Thank goodness, because I think it’s high time we started talking about one of the other major contributors to the broken pre-Katrina New Orleans: crime. From the New York Times:
New Orleans, the nation's most dangerous city, has suddenly become perhaps its safest, and what had easily been the murder capital of the United States now has a murder rate of exactly zero
This radical drop in violent crime is complicated to interpret, and even harder to talk about – because talking about it requires finessing politically and socially charged issues. Yet talk about it we must, if we ever hope to regain the vibrancy of New Orleans’ culture. The very communities that were hostage to the criminal drug gangs are vital to the city’s soul, and any vision of the future that does not include these areas will irrevocably destroy the city’s culture.
Peter Scharf, executive director of the Center for Society, Law and Justice at the University of New Orleans, estimated that there were as many as 20,000 participants in the city's drug culture before the storm. Those drug users and dealers were the engines of the city's crime, Scharf said, but are now largely absent. No one is certain where they wound up.
That’s a lot of people! So where did they end up? They ended up everywhere, dispersed widely with everyone else, and chatter on the internet notwithstanding, they have not impacted the crime rates in any meaningful way in their new communities.
Early on, I also thought the criminal element would make their presence known in their new locations. Yet the stage was not set overnight in New Orleans; it evolved over decades. Furthermore, the ingredients required for this noxious sub-culture -– corruption, institutionalized poverty, educational failures, and woefully inadequate policing -- do not exist everywhere. New Orleans was unique in many ways.
The bottom line is that the notorious criminal element in New Orleans is currently displaced and scattered – emasculated by Katrina. The communities they terrorized have a chance to re-take their neighborhoods, and they should be given every assistance to do so.
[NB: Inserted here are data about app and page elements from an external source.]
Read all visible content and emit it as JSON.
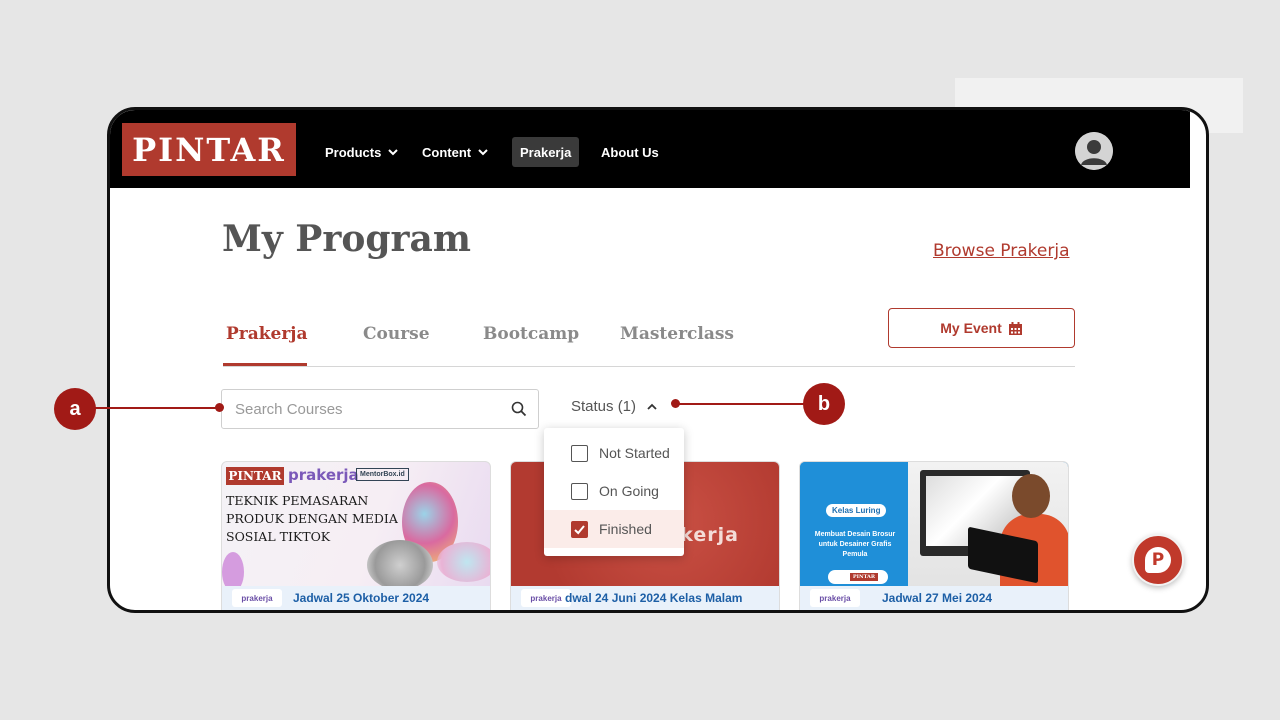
{
  "navbar": {
    "logo_text": "PINTAR",
    "items": [
      {
        "label": "Products",
        "has_dropdown": true
      },
      {
        "label": "Content",
        "has_dropdown": true
      },
      {
        "label": "Prakerja",
        "active": true
      },
      {
        "label": "About Us"
      }
    ],
    "avatar_icon": "user-avatar-icon"
  },
  "main": {
    "title": "My Program",
    "browse_link": "Browse Prakerja",
    "tabs": [
      {
        "label": "Prakerja",
        "active": true
      },
      {
        "label": "Course"
      },
      {
        "label": "Bootcamp"
      },
      {
        "label": "Masterclass"
      }
    ],
    "event_button": "My Event",
    "event_icon": "calendar-icon"
  },
  "search": {
    "placeholder": "Search Courses",
    "value": "",
    "icon": "search-icon"
  },
  "status_filter": {
    "label": "Status (1)",
    "expanded": true,
    "options": [
      {
        "label": "Not Started",
        "checked": false
      },
      {
        "label": "On Going",
        "checked": false
      },
      {
        "label": "Finished",
        "checked": true
      }
    ]
  },
  "cards": [
    {
      "logo": "PINTAR",
      "partner_logo": "prakerja",
      "partner2": "MentorBox.id",
      "title": "TEKNIK PEMASARAN PRODUK DENGAN MEDIA SOSIAL TIKTOK",
      "schedule": "Jadwal 25 Oktober 2024",
      "footer_logo": "prakerja"
    },
    {
      "brand_text": "rakerja",
      "schedule": "dwal 24 Juni 2024 Kelas Malam",
      "footer_logo": "prakerja"
    },
    {
      "badge": "Kelas Luring",
      "title": "Membuat Desain Brosur untuk Desainer Grafis Pemula",
      "pill_logo": "PINTAR",
      "schedule": "Jadwal 27 Mei 2024",
      "footer_logo": "prakerja"
    }
  ],
  "chat_fab": {
    "icon": "chat-p-icon",
    "glyph": "P"
  },
  "annotations": {
    "a": "a",
    "b": "b"
  },
  "colors": {
    "brand": "#b03a2e",
    "navbar": "#000000",
    "annotation": "#a11a16",
    "link": "#1d5fa6"
  }
}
The unremitting focus on racial issues in the wake of Katrina – even after most of the violence was discovered to have been sensationalized – has given fuel to some of the most extremist groups in our society, and their radical views are in danger of impacting how the city is rebuilt. I do not want racists – black or white – to further their interests on the back of New Orleans.
We have to start working on getting those neighborhoods home – now – while the toxic sub-culture is not there. Nobody has any interest in reviving the crime and violence, least of all the neighborhoods that were the victims.